▶ _INPUT_:

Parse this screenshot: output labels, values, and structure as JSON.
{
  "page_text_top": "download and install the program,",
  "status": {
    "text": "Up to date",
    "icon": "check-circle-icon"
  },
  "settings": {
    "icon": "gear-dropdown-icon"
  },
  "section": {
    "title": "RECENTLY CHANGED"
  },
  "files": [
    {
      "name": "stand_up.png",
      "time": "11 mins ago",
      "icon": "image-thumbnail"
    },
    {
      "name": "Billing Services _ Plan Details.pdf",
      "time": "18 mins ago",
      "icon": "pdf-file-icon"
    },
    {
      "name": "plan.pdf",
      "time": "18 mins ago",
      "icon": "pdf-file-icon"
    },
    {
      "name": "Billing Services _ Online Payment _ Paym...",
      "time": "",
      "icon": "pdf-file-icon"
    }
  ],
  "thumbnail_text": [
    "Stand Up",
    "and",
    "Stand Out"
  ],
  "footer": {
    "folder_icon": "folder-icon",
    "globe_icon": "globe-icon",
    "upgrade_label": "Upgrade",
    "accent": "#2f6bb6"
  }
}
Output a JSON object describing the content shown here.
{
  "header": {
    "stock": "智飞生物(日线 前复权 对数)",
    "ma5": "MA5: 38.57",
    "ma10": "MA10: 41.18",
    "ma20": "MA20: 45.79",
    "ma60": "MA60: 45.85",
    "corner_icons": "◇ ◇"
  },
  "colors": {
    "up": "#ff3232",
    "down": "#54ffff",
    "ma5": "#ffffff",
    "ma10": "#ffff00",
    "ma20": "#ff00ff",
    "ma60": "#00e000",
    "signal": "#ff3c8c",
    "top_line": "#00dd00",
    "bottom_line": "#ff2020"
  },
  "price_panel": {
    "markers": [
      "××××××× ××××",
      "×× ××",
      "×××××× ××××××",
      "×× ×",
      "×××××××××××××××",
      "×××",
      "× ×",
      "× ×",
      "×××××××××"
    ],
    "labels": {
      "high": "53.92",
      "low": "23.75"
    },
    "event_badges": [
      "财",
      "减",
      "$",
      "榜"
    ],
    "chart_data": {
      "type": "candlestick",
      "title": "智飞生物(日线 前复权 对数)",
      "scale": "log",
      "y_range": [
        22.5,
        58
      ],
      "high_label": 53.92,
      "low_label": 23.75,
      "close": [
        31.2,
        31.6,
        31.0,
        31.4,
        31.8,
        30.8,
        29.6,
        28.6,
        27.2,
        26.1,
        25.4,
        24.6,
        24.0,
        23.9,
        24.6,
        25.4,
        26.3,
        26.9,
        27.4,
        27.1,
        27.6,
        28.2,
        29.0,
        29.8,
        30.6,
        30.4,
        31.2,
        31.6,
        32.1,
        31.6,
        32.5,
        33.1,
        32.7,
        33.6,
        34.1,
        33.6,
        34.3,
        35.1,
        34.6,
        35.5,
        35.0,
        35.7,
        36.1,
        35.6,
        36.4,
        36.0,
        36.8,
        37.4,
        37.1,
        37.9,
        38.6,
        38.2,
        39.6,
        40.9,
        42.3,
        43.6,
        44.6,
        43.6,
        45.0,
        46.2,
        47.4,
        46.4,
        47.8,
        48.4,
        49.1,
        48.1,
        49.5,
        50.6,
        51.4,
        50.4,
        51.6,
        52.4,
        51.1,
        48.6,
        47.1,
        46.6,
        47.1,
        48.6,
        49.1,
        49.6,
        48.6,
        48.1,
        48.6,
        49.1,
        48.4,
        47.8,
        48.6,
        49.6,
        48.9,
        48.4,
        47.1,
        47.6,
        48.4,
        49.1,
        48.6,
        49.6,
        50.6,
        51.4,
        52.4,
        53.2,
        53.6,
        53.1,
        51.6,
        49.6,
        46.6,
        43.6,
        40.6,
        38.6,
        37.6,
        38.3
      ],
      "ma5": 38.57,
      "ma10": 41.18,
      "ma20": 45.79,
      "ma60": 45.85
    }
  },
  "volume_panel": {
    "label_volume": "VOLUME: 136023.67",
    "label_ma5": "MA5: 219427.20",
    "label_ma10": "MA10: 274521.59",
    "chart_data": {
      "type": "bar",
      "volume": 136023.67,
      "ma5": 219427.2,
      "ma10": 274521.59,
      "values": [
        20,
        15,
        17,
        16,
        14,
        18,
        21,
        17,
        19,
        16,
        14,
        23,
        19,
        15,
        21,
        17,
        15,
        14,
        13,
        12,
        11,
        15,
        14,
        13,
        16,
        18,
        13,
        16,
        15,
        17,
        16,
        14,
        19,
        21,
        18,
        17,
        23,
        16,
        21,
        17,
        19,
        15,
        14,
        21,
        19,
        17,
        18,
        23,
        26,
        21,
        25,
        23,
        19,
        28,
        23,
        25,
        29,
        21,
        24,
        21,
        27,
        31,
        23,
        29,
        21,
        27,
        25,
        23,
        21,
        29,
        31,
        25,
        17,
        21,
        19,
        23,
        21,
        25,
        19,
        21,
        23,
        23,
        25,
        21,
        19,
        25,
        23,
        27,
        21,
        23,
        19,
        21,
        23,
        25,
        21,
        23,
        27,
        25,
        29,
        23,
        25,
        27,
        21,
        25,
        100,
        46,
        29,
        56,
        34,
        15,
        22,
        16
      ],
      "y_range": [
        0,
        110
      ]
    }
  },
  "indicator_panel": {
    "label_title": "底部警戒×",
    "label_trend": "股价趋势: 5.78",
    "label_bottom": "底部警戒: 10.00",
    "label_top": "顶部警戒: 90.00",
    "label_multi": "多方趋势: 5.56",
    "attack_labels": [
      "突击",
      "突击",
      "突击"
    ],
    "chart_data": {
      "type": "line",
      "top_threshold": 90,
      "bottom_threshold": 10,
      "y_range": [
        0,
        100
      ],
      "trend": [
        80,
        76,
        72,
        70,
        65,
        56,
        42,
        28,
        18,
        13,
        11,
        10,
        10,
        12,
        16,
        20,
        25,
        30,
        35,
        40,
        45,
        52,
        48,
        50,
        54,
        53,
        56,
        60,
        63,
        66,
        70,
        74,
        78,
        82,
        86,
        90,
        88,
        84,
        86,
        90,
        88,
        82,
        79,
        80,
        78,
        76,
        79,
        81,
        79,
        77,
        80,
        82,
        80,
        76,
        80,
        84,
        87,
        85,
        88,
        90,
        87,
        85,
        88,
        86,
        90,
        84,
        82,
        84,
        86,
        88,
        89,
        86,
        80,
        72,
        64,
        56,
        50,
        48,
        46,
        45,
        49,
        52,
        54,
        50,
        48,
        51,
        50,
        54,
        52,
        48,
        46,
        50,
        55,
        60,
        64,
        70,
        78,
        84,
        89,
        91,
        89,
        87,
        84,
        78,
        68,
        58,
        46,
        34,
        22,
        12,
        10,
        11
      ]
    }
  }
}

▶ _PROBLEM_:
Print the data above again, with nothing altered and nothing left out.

▶ _COMPLETED TASK_:
Parse this screenshot: output labels, values, and structure as JSON.
{
  "page_text_top": "download and install the program,",
  "status": {
    "text": "Up to date",
    "icon": "check-circle-icon"
  },
  "settings": {
    "icon": "gear-dropdown-icon"
  },
  "section": {
    "title": "RECENTLY CHANGED"
  },
  "files": [
    {
      "name": "stand_up.png",
      "time": "11 mins ago",
      "icon": "image-thumbnail"
    },
    {
      "name": "Billing Services _ Plan Details.pdf",
      "time": "18 mins ago",
      "icon": "pdf-file-icon"
    },
    {
      "name": "plan.pdf",
      "time": "18 mins ago",
      "icon": "pdf-file-icon"
    },
    {
      "name": "Billing Services _ Online Payment _ Paym...",
      "time": "",
      "icon": "pdf-file-icon"
    }
  ],
  "thumbnail_text": [
    "Stand Up",
    "and",
    "Stand Out"
  ],
  "footer": {
    "folder_icon": "folder-icon",
    "globe_icon": "globe-icon",
    "upgrade_label": "Upgrade",
    "accent": "#2f6bb6"
  }
}
Output a JSON object describing the content shown here.
{
  "header": {
    "stock": "智飞生物(日线 前复权 对数)",
    "ma5": "MA5: 38.57",
    "ma10": "MA10: 41.18",
    "ma20": "MA20: 45.79",
    "ma60": "MA60: 45.85",
    "corner_icons": "◇ ◇"
  },
  "colors": {
    "up": "#ff3232",
    "down": "#54ffff",
    "ma5": "#ffffff",
    "ma10": "#ffff00",
    "ma20": "#ff00ff",
    "ma60": "#00e000",
    "signal": "#ff3c8c",
    "top_line": "#00dd00",
    "bottom_line": "#ff2020"
  },
  "price_panel": {
    "markers": [
      "××××××× ××××",
      "×× ××",
      "×××××× ××××××",
      "×× ×",
      "×××××××××××××××",
      "×××",
      "× ×",
      "× ×",
      "×××××××××"
    ],
    "labels": {
      "high": "53.92",
      "low": "23.75"
    },
    "event_badges": [
      "财",
      "减",
      "$",
      "榜"
    ],
    "chart_data": {
      "type": "candlestick",
      "title": "智飞生物(日线 前复权 对数)",
      "scale": "log",
      "y_range": [
        22.5,
        58
      ],
      "high_label": 53.92,
      "low_label": 23.75,
      "close": [
        31.2,
        31.6,
        31.0,
        31.4,
        31.8,
        30.8,
        29.6,
        28.6,
        27.2,
        26.1,
        25.4,
        24.6,
        24.0,
        23.9,
        24.6,
        25.4,
        26.3,
        26.9,
        27.4,
        27.1,
        27.6,
        28.2,
        29.0,
        29.8,
        30.6,
        30.4,
        31.2,
        31.6,
        32.1,
        31.6,
        32.5,
        33.1,
        32.7,
        33.6,
        34.1,
        33.6,
        34.3,
        35.1,
        34.6,
        35.5,
        35.0,
        35.7,
        36.1,
        35.6,
        36.4,
        36.0,
        36.8,
        37.4,
        37.1,
        37.9,
        38.6,
        38.2,
        39.6,
        40.9,
        42.3,
        43.6,
        44.6,
        43.6,
        45.0,
        46.2,
        47.4,
        46.4,
        47.8,
        48.4,
        49.1,
        48.1,
        49.5,
        50.6,
        51.4,
        50.4,
        51.6,
        52.4,
        51.1,
        48.6,
        47.1,
        46.6,
        47.1,
        48.6,
        49.1,
        49.6,
        48.6,
        48.1,
        48.6,
        49.1,
        48.4,
        47.8,
        48.6,
        49.6,
        48.9,
        48.4,
        47.1,
        47.6,
        48.4,
        49.1,
        48.6,
        49.6,
        50.6,
        51.4,
        52.4,
        53.2,
        53.6,
        53.1,
        51.6,
        49.6,
        46.6,
        43.6,
        40.6,
        38.6,
        37.6,
        38.3
      ],
      "ma5": 38.57,
      "ma10": 41.18,
      "ma20": 45.79,
      "ma60": 45.85
    }
  },
  "volume_panel": {
    "label_volume": "VOLUME: 136023.67",
    "label_ma5": "MA5: 219427.20",
    "label_ma10": "MA10: 274521.59",
    "chart_data": {
      "type": "bar",
      "volume": 136023.67,
      "ma5": 219427.2,
      "ma10": 274521.59,
      "values": [
        20,
        15,
        17,
        16,
        14,
        18,
        21,
        17,
        19,
        16,
        14,
        23,
        19,
        15,
        21,
        17,
        15,
        14,
        13,
        12,
        11,
        15,
        14,
        13,
        16,
        18,
        13,
        16,
        15,
        17,
        16,
        14,
        19,
        21,
        18,
        17,
        23,
        16,
        21,
        17,
        19,
        15,
        14,
        21,
        19,
        17,
        18,
        23,
        26,
        21,
        25,
        23,
        19,
        28,
        23,
        25,
        29,
        21,
        24,
        21,
        27,
        31,
        23,
        29,
        21,
        27,
        25,
        23,
        21,
        29,
        31,
        25,
        17,
        21,
        19,
        23,
        21,
        25,
        19,
        21,
        23,
        23,
        25,
        21,
        19,
        25,
        23,
        27,
        21,
        23,
        19,
        21,
        23,
        25,
        21,
        23,
        27,
        25,
        29,
        23,
        25,
        27,
        21,
        25,
        100,
        46,
        29,
        56,
        34,
        15,
        22,
        16
      ],
      "y_range": [
        0,
        110
      ]
    }
  },
  "indicator_panel": {
    "label_title": "底部警戒×",
    "label_trend": "股价趋势: 5.78",
    "label_bottom": "底部警戒: 10.00",
    "label_top": "顶部警戒: 90.00",
    "label_multi": "多方趋势: 5.56",
    "attack_labels": [
      "突击",
      "突击",
      "突击"
    ],
    "chart_data": {
      "type": "line",
      "top_threshold": 90,
      "bottom_threshold": 10,
      "y_range": [
        0,
        100
      ],
      "trend": [
        80,
        76,
        72,
        70,
        65,
        56,
        42,
        28,
        18,
        13,
        11,
        10,
        10,
        12,
        16,
        20,
        25,
        30,
        35,
        40,
        45,
        52,
        48,
        50,
        54,
        53,
        56,
        60,
        63,
        66,
        70,
        74,
        78,
        82,
        86,
        90,
        88,
        84,
        86,
        90,
        88,
        82,
        79,
        80,
        78,
        76,
        79,
        81,
        79,
        77,
        80,
        82,
        80,
        76,
        80,
        84,
        87,
        85,
        88,
        90,
        87,
        85,
        88,
        86,
        90,
        84,
        82,
        84,
        86,
        88,
        89,
        86,
        80,
        72,
        64,
        56,
        50,
        48,
        46,
        45,
        49,
        52,
        54,
        50,
        48,
        51,
        50,
        54,
        52,
        48,
        46,
        50,
        55,
        60,
        64,
        70,
        78,
        84,
        89,
        91,
        89,
        87,
        84,
        78,
        68,
        58,
        46,
        34,
        22,
        12,
        10,
        11
      ]
    }
  }
}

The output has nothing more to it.